List the lines of this listing that hold the word "robot".
Segment Start: Supplied data
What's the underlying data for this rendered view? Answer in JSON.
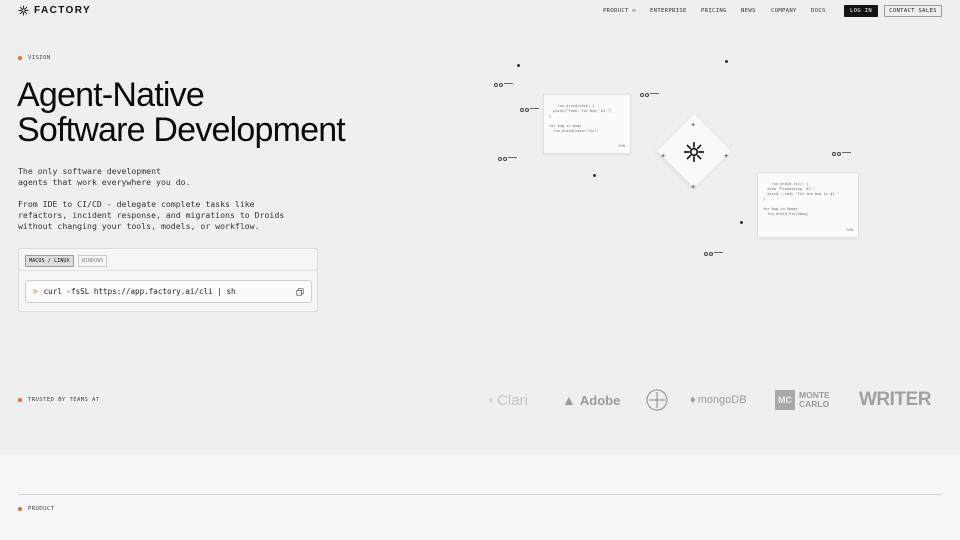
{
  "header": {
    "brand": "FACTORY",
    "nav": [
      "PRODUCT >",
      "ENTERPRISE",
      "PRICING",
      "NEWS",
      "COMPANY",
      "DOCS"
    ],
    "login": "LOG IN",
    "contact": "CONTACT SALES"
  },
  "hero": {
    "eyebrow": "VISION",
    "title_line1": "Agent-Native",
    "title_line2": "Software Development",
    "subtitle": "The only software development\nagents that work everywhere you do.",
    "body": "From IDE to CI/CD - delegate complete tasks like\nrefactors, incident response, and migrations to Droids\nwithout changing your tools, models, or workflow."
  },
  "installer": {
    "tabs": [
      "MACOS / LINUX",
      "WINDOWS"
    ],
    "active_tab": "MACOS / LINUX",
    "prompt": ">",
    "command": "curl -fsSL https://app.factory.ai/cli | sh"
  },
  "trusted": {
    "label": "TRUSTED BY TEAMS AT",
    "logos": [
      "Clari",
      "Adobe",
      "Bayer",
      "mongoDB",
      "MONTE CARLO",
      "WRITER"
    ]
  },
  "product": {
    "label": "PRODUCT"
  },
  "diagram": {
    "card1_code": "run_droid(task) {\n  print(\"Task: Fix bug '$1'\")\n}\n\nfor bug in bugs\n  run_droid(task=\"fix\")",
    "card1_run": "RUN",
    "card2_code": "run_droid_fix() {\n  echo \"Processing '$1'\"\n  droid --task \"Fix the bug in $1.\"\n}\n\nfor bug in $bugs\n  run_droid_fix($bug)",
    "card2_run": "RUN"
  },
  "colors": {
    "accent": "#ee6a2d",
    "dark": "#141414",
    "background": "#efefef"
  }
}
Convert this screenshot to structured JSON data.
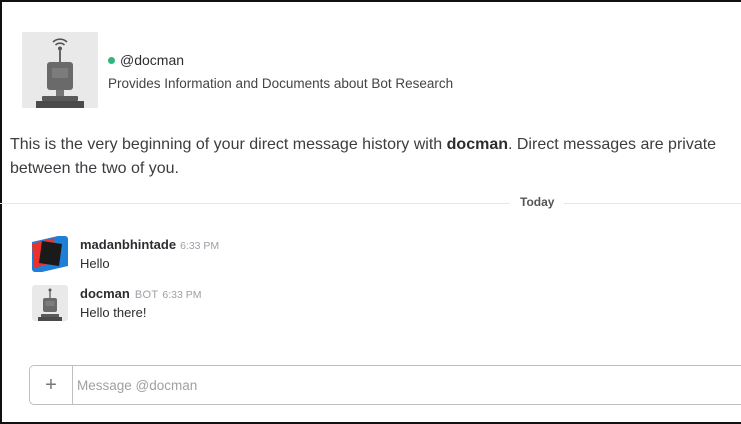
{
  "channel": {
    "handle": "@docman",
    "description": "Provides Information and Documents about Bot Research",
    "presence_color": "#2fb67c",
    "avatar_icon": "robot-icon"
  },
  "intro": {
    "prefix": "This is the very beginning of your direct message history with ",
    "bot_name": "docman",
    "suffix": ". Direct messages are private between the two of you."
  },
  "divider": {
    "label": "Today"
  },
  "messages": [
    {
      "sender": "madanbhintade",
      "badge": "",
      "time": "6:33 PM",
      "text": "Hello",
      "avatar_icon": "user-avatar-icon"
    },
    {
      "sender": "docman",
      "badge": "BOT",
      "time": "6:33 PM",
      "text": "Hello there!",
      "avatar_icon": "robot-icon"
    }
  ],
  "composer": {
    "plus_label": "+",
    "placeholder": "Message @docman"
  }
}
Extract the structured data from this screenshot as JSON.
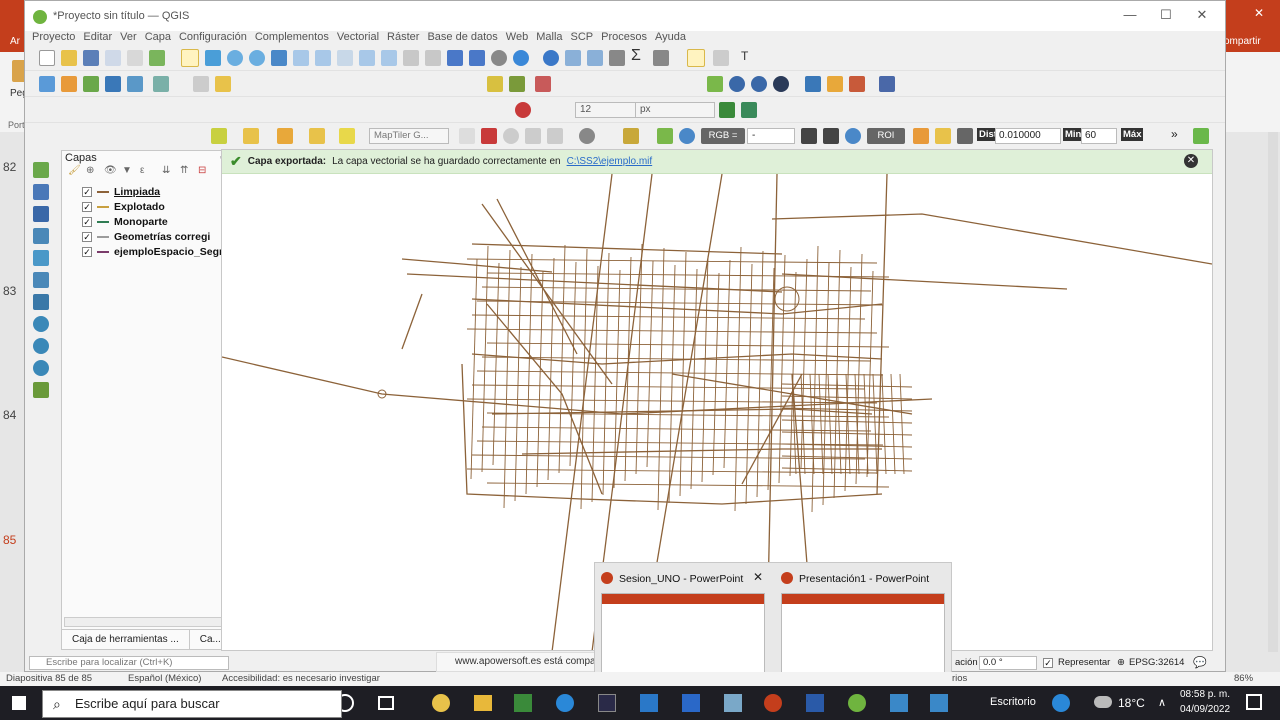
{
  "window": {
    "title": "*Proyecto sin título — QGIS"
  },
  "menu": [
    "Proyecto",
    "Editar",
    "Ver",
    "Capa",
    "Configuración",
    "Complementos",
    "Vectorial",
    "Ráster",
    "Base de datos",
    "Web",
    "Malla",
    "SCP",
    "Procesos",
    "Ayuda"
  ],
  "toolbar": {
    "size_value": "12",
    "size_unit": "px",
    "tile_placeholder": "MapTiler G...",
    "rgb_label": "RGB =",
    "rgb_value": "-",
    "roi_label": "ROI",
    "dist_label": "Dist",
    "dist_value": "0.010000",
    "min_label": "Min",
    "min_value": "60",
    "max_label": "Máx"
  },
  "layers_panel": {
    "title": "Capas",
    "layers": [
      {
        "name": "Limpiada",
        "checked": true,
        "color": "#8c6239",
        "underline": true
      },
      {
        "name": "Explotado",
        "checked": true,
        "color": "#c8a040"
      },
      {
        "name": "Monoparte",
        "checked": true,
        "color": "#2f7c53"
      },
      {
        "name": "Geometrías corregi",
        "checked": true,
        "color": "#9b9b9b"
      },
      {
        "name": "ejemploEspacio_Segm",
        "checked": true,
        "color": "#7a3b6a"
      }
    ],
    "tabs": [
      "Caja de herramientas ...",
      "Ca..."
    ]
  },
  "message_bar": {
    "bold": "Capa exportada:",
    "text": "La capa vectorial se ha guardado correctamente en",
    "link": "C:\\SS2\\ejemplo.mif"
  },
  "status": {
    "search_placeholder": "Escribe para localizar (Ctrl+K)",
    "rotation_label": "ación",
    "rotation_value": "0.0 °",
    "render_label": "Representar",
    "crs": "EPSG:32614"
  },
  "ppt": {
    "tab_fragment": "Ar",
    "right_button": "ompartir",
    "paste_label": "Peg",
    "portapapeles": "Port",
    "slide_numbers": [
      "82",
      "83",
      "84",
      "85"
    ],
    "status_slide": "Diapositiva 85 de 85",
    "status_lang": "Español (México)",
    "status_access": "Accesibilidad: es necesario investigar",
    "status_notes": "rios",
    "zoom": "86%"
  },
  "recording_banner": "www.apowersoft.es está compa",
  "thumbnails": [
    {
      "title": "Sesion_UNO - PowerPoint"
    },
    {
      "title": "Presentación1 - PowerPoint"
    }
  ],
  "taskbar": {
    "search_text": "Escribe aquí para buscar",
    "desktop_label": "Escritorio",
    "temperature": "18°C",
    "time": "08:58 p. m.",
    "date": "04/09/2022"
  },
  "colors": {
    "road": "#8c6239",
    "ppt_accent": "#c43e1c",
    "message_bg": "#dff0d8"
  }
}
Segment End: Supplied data
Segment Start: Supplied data
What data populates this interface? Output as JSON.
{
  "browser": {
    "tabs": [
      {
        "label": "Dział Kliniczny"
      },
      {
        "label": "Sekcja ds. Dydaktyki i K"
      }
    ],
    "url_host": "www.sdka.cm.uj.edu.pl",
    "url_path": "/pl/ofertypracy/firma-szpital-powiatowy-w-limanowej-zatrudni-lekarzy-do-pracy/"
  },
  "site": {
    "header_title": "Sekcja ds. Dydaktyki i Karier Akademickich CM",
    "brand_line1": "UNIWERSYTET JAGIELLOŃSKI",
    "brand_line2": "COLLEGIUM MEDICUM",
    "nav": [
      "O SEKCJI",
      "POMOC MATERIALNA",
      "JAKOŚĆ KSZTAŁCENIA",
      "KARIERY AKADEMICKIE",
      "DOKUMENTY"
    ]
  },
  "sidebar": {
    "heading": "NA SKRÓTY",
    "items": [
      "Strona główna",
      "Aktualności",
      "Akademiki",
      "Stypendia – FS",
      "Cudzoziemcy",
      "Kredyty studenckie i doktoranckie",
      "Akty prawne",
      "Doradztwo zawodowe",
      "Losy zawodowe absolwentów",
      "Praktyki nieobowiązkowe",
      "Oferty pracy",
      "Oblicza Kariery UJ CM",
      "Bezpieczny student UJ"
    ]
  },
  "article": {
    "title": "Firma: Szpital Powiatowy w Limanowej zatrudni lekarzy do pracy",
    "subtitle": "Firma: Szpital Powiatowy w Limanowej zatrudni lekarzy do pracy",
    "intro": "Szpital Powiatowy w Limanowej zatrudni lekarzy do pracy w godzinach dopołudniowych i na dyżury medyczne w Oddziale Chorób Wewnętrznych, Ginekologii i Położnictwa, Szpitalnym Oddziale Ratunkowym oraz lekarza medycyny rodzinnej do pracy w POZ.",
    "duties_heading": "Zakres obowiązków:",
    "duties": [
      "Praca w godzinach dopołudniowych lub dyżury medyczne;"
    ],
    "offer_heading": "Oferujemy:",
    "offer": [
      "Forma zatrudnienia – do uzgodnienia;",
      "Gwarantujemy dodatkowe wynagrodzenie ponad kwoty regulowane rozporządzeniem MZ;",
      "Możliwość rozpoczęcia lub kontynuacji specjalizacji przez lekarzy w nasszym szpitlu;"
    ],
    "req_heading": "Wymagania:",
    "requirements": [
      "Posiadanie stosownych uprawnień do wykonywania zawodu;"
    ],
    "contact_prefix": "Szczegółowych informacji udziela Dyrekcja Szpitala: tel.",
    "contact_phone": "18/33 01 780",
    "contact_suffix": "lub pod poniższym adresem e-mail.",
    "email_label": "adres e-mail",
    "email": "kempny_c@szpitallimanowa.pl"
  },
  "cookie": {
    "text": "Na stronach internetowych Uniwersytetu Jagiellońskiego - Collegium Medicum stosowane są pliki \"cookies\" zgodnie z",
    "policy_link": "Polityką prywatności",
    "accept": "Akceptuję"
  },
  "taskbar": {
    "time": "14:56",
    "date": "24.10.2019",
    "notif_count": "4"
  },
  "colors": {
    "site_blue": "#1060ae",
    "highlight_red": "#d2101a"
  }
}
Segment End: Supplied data
Response to the task:
    "avatar_icon": "robot-icon"
      "avatar_icon": "robot-icon"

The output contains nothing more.